Marilyn Wyzga: (603) 271-3211
Jane Vachon: (603) 271-3211
October 6, 2005
Wildlife Action Grants Available for Teachers
Grant Application Deadline: November 15, 2005
CONCORD, N.H. -- Teachers interested in starting wildlife habitat projects can apply to the Homes for Wildlife Action Grant Program at New Hampshire Fish and Game for start-up funds. The program provides mini-grants of up to $300 -- or $600 with matching funds -- for projects allowing students and educators to enhance habitat for people and wildlife. The deadline for submitting proposals is November 15, 2005.
For a proposal packet, write to Marilyn Wyzga, Public Affairs Division, N.H. Fish and Game Department, 11 Hazen Drive, Concord, N.H. 03301; email email@example.com; or call (603) 271-3211.
The Homes for Wildlife Action Grant Program is designed to support student environmental action that can be measured in acres improved or protected for wildlife. Activities can include hands-on schoolyard or community habitat improvement or projects influencing community attitudes about maintaining or protecting wildlife habitat.
The grant program is funded by the Conservation License Plate fund, through the Nongame and Endangered Wildlife Program at Fish and Game. Each applicant may request up to $300, or up to $600 if a dollar-for-dollar match can be provided by the school or organization for any amount over the initial $300. A match is not required for the first $300.
Grants are available to educators working in cooperation with Project HOME or Project WILD. Project HOME is an award-winning schoolyard habitat program coordinated by Fish and Game. Project WILD provides teachers with wildlife materials through interactive, interdisciplinary workshops about wildlife and the environment.
Who can apply for the Wildlife Action Grants?
- Project HOME facilitators;
- Teachers and educators trained in Project WILD;
- Any teacher with a member of one of these programs on the project team.
"We're looking for student-driven action projects that will directly benefit wildlife," says Marilyn Wyzga, coordinator of the Project HOME schoolyard habitat program at Fish and Game. "Projects with the best chance of long-term success involve schools assembling a team of staff, students, community members and resource professionals."
Examples of past projects funded by Wildlife Action Grants include:
- Berlin High School installed 10 bat boxes
along the Dead River and planted grasses for vegetative cover in runoff
- Holderness Central School used the award
to help establish native shrubs and perennials for birds and butterflies
as part of a Quiet Courtyard restoration project.
- Beaver Meadow School in Concord established
4 pollinator gardens using seeds and young plants that host butterflies
and other insects and birds.
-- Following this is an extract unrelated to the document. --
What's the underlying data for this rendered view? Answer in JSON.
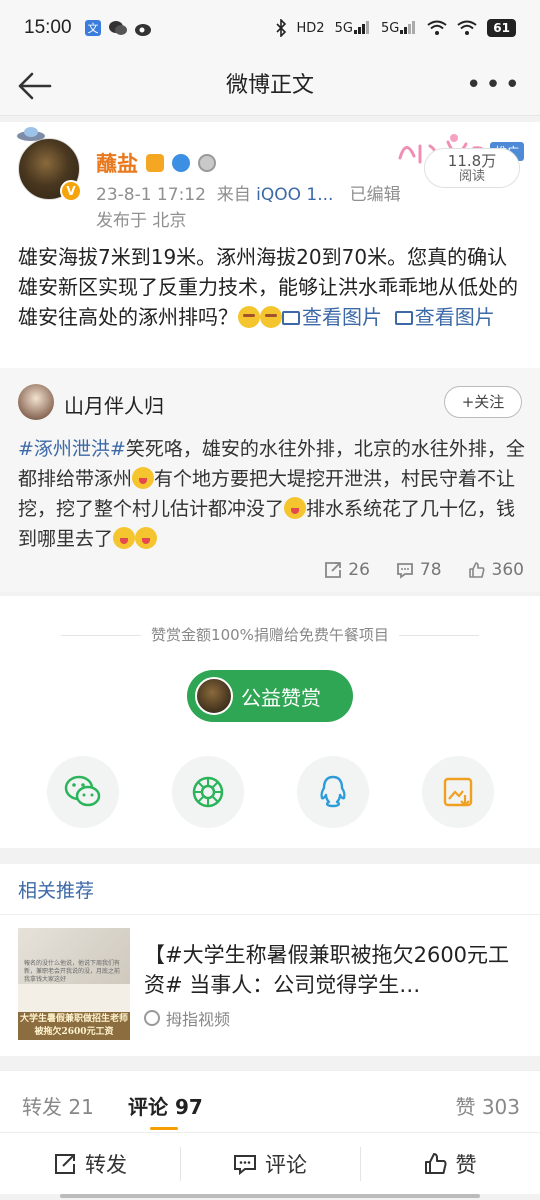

They also replaced 6 invasive burning bushes
with appropriate native plants.
- Milan Village School received a second grant to continue a school wide project to reestablish habitat that was removed for a new school addition. Development and enhancement of this habitat area will include native trees and shrubs as well as bird boxes, and a bird feeding and watering station, to supplement planned outdoor classroom elements. They provided a thorough report of the initial phase of the project, for which they had received a $250 grant in 2003-04.
Grant applications will be evaluated by staff from Project HOME and biologists and educators from the N.H. Fish and Game Department. Grant recipients are required to evaluate the progress of their project at the end of the school year. Recipients may apply for grants in subsequent years if additional funding is necessary, and also may apply for funds for new projects.
The New Hampshire Fish and Game Department is the guardian of the state's fish, wildlife and marine resources.